Licence Pro Mesures physiques, Mesures optiques, 15h, IUT de St Nazaire, Université de Nantes, France
T. Toullier
Master 1, TP Capteurs (12h), contrôle, commandes, École Centrale de Nantes, France
Foundation Master, TD Programming and Data Analysis (14h), École Centrale de Nantes, France
F. Gillot
Master 1, Conception optimale robuste de systèmes mécaniques (10h), École Centrale de Lyon, France
Master 1, Dynamique des systèmes biologiques humains (4h), École Centrale de Lyon, France
Formation initiale des ingénieurs de l'École Centrale de Lyon, TP, TD, BE, niveau L3, (50h), France
PhD : Antoine Bassil, Fibre-optic sensor for fatigue monitoring, D. Leduc, O. Abraham and X. Chapeleau. Ecole doctorale SPIGA, Université de Nantes, since November 2016.
PhD : Bian Xong, Vibration analysis by video image processing for civil engineering structure monitoring, Q. Zhang, V. Balthazar. Ecole doctorale MathsTIC, Université de Rennes 1, since October 2018.
Ludovic Gavérina post-doctoral project on in-situ measurement of thermal resistance of building envelopes, J. Dumoulin, march 2017- february 2019.
PhD : Nicolas Le Touz. Design and study of positive energy transport infrastructures: from thermomechanical modeling to the optimization of such energy systems J. Dumoulin. Ecole Centrale Nantes (ECN), defended in November 2018.
PhD : Thibaud Toullier. Simultaneous characterization of the radiative properties and temperatures of envelopes of structures in natural environment by multispectral infrared thermography L. Mevel, J. Dumoulin and M. Doehler. Ecole doctorale MathSTIC, Université de Rennes 1, since November 2016.

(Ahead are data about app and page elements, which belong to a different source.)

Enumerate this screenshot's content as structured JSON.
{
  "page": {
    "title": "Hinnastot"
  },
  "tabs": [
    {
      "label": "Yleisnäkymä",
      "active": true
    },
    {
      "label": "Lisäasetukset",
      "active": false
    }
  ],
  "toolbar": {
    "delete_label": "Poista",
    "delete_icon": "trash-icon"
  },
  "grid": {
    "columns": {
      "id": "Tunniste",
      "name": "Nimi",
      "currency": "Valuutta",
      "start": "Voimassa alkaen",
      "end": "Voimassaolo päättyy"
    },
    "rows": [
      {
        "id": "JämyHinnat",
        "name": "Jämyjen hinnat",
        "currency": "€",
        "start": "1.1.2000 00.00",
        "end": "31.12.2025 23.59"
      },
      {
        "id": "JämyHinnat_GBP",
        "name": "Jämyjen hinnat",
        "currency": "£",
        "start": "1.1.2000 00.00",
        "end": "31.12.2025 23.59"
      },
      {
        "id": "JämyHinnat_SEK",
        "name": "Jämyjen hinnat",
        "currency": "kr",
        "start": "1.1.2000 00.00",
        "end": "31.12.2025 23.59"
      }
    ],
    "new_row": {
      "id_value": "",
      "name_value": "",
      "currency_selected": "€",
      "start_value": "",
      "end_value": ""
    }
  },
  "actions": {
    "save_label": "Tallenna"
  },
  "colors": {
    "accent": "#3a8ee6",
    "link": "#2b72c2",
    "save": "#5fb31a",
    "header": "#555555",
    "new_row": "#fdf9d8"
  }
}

PhD : Eva Viefhues, Statistical damage localization for civil structures, L. Mevel and M. Doehler. Ecole doctorale MathSTIC, Université de Rennes 1, since November 2016.
PhD : David Pallier, Sensor Enhancement to Augmented Usage and Reliability, S. Pillement, IETR, V. Le Cam, Ecole doctorale MathSTIC
PhD : Alexander Mendler, Vibration-based structural health monitoring of road bridges, C. Ventura and M. Doehler. University of British Columbia, Vancouver, Canada, since September 2018.
Q. Zhang participated in the PhD jury of Kokou Langueh on December 6th, 2018 at Centrale Lille.
J. Dumoulin participated in the PhD jury of Lei Lei on July 16th, 2018 at Laval University Québec.
F. Gillot participated in the PhD jury of Melaine Desvaux on July 9th, 2018 at ENS Rennes.
L. Mevel participated in the PhD jury of Martin D. Ulriksen on April 20th, 2018 in Aalborg.
J. Dumoulin presented a talk on "Surveillance thermique long terme" at Blue Day event organized by the Pole Mer Bretagne Atlantique on "Maintenance des infrastructures / Instrumentation / Suivi en service / durée de vie et prolongation / nouvelles agressions" , Brest, November 14th, France.
J. Dumoulin presented the COP21 solar hybrid road demonstrator at Loire- Atlantique event : "Inventons la route de demain", journées enseignements et perspectives, Fay de Bretagne, November 5th, France.
J. Dumoulin presented a talk "Routes à énergie positive" at Escales Génie Civil, Saint-Nazaire, November 22nd, France.
L. Mevel is member of CLHSCT committee in Rennes.
L. Mevel is member of Comité de centre committee in Rennes.
M. Doehler is member of Comité de centre committee in Rennes.
M. Doehler participated to Journée de la science on October 5th 2018.
A damage localization mockup has been developed and installed in the showroom of Inria Rennes . It has been the support of I4S presence during the Fête de la Science on october 5th, where several highschool classes were introduced to physics and statistics by means of our demonstration mock-up.